From Cania Gorge we travelled to Emerald in the central Queensland gemfields, a journey through undulating country with interesting changes in vegetation. Much better than the drive to the coast which was flat and very dry with not many trees. Along the way we had to contend with 53m long road trains that hold the centre of the road, or so it seems, making them look even bigger. The roads were quite good but in some places they reverted to outback Qld standards with narrow bitumen and very irregular surfaces.
At Emerald we found a camp ground about 17 Km outside the town at lake Maraboon. A delightful place with plenty of trees on the shore of Fairbairn Dam (not sure of the spelling). Heaps of birds including many Rainbow Lorikeets that would eat out of your hand.We had to use our satellite phone to let our family know we were still travelling OK as we had had no mobile or Internet coverage for a number of days.
From Emerald we travelled to Longreach, again through interesting countryside. On this trip we had to overtake our first road trains but the drivers were very cooperative, keeping to the left to allow as much room as possible and acknowledged our “toots” of thanks with a headlight flash. We camped at Gunnerdoo Caravan Park as in “gunna do that one day” which is a very well run park with good facilities and as many trees as the dry region will support. They also have three spa pools which we enjoyed yesterday, in a warm sunny 29 degrees. (This was after rejecting “Nogoa Caravan Park”, which was exactly as the name suggests!!
Today we went to the Qantas museum which was excellent and well worth a visit. Our visit started with a film on the origins of Qantas which was very informative and well narrated by Michael Catin, whose mother was one of the original Longreach employees (as a junior typist). After that we walked through the displays that had many audio-visual presentations by ex-employees on their experiences. There was also a film on the restoration of the first Qantas 707 and displays of early planes and equipment. It was especially interesting to learn about the two founders of Qantas and how they got together. Apparently one of them was a pilot in the 1st world war and the other chose to fly with them because “his plane had the least bullet holes”. The first business they had together was to find airstrips between Darwin and Brisbane for the planes in the first air race from London to Australia. They did this in a T model Ford over tracks that were just one horse pad wide! An incredible effort, but on the way they met a minister who had travelled in a similar vehicle from Melbourne to set up a mission in the NT!

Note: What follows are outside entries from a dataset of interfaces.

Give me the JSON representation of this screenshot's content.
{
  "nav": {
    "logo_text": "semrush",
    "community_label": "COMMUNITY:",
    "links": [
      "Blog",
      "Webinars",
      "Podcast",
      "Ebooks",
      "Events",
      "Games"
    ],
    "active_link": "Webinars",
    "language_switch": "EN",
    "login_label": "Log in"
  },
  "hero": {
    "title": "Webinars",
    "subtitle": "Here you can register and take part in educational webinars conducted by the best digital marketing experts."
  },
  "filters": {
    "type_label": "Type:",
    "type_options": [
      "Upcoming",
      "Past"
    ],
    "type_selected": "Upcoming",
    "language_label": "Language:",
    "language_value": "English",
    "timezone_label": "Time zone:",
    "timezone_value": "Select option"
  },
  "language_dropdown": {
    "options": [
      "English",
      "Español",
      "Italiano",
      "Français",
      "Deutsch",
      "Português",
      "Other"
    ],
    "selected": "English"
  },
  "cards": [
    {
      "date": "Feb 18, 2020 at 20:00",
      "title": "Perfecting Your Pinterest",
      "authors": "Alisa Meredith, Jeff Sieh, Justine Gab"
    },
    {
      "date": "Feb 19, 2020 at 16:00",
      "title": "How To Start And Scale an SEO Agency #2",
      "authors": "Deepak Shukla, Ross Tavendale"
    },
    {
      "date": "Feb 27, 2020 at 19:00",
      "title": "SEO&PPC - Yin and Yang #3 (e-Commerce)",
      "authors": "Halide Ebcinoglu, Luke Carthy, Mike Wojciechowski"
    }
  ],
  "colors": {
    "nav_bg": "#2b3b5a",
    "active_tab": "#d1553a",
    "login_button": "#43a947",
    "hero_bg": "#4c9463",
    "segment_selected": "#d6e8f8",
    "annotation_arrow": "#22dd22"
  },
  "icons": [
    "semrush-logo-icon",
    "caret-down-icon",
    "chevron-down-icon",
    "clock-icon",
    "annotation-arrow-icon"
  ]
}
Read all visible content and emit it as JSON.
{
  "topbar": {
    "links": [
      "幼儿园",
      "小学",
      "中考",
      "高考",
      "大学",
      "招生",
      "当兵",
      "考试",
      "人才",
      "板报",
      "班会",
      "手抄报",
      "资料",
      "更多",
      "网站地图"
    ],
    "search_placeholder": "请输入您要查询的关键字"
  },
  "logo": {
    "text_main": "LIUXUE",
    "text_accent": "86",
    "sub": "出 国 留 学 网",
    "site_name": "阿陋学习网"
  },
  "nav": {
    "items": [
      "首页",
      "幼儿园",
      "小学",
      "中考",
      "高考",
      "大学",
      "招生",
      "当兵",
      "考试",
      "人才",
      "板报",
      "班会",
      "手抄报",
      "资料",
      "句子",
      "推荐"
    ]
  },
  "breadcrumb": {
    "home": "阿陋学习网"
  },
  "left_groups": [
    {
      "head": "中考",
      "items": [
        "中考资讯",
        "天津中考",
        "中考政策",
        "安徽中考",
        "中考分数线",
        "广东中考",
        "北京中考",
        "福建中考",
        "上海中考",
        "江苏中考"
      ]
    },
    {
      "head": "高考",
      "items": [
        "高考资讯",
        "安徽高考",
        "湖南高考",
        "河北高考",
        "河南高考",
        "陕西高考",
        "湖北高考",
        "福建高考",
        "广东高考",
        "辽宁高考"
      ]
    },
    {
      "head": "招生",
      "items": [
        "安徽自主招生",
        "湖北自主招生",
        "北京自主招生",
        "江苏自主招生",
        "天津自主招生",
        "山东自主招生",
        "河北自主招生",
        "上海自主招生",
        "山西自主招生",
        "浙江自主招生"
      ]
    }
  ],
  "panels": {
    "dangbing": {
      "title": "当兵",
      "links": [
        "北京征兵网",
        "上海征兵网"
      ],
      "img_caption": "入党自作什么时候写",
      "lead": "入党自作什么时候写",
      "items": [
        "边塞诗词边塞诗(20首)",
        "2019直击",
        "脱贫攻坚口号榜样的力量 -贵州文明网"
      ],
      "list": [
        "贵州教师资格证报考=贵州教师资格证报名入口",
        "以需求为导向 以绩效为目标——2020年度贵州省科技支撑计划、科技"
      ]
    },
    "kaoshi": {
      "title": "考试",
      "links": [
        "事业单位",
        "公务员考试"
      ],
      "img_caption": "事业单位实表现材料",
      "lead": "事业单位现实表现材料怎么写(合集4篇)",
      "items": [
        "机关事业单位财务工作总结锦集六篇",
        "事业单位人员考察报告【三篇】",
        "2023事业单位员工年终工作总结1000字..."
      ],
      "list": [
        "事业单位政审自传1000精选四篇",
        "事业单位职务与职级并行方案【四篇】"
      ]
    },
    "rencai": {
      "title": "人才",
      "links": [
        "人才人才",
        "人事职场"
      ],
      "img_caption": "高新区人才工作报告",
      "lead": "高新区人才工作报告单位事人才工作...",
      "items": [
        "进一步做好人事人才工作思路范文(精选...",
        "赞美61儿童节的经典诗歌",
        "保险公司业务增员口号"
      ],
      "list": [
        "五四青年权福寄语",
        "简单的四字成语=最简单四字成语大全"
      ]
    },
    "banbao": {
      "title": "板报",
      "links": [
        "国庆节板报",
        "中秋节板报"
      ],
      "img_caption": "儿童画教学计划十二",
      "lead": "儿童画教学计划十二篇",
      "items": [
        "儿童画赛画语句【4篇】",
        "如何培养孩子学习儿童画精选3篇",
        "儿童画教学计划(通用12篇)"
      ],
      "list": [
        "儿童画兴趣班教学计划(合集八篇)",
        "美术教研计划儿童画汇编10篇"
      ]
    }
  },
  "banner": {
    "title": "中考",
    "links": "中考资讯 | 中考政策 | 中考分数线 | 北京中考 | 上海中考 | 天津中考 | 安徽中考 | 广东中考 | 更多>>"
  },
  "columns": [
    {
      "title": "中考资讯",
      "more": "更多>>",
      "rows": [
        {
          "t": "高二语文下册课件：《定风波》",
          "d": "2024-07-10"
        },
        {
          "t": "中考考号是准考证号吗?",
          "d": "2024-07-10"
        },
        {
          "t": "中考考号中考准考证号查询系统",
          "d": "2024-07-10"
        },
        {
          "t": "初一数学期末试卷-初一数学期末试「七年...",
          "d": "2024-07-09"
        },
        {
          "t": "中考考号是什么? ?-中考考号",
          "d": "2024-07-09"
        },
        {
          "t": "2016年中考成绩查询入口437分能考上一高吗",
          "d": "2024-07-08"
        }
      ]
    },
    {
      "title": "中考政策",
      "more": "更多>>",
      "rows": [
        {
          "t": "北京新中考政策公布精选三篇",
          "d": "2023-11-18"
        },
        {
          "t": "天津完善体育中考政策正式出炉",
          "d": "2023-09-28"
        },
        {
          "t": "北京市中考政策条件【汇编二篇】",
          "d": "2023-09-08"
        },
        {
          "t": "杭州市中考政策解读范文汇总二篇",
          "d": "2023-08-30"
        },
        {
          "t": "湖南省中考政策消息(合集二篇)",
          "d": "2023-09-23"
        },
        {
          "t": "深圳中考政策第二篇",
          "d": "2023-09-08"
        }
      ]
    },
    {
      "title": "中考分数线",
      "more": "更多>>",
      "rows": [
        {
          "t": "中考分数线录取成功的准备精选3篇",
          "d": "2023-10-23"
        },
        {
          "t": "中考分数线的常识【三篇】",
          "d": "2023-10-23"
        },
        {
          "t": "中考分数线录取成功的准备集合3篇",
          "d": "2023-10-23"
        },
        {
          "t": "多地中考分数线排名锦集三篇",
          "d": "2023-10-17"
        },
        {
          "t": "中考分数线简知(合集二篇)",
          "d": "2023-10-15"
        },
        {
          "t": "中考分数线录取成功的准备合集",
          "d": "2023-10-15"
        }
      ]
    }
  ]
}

After this we visited the Stockman’s Hall of Fame which was also a very enjoyable experience. A very well put together exhibition in a way that celebrates our early pioneers and the hardships they endured and their resourcefulness, all housed in an interesting and well designed building. The displays acknowledged the role and culture of the aboriginal population, explained the early European exploration and then detailed all aspects of the development of outback Australia. Again many audio-visual displays highlighted and explained aspects of life in early Australia. There were also many short stories on unsung heroes of this period that amplified our understanding of the hardships and battles the pioneers went through. We spent hours here with our tired feet and backs being the only reason that we curtailed our visit. Tomorrow we go to Carisbrook Station and visit the site of the only fossil record of a dinosaur stampede which should be an experience. After that we go to Lawn Hill via Cloncurry and Gregory Downs so you may not hear from use for a couple of weeks as we will be out of Internet access in the real outback.